> [What you have to do]: Across the whole listing, how many lines hold the word "accepted"? Reply with the number by itself.

------ Supplied data ------

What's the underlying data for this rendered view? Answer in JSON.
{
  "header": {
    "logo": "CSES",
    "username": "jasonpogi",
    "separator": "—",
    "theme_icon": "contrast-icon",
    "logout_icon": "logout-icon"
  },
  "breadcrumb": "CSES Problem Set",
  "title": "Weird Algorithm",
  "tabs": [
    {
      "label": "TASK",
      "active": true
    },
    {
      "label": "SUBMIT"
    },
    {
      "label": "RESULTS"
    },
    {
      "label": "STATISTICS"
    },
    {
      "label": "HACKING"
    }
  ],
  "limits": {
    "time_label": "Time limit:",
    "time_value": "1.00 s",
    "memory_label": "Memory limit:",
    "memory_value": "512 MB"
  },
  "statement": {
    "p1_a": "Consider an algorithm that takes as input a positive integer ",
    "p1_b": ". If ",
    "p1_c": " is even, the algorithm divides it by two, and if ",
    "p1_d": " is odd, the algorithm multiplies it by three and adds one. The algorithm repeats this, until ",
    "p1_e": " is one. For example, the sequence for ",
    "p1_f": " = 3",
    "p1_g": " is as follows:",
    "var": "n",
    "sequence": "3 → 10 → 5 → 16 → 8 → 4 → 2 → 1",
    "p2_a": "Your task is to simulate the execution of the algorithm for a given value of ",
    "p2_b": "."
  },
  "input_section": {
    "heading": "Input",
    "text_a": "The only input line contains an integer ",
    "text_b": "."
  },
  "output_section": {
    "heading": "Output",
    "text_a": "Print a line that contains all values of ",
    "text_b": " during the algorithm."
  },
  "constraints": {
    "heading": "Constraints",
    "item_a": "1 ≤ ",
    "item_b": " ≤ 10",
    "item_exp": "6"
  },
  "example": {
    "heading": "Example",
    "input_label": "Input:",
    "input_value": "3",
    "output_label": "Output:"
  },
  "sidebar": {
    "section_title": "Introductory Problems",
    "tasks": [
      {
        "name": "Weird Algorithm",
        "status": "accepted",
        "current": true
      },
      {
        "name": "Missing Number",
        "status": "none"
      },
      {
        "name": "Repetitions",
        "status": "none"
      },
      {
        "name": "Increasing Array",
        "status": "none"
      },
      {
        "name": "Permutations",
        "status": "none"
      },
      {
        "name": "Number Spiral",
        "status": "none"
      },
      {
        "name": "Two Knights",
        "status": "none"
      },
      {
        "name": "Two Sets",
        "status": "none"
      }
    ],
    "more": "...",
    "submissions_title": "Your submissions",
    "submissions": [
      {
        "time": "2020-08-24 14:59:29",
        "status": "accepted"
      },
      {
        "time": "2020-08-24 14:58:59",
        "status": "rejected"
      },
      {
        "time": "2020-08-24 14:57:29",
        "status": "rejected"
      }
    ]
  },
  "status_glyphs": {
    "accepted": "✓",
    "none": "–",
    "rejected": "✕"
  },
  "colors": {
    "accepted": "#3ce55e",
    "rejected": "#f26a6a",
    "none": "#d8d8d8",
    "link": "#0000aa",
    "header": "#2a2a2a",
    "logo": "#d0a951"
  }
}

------

> [Task response]: 4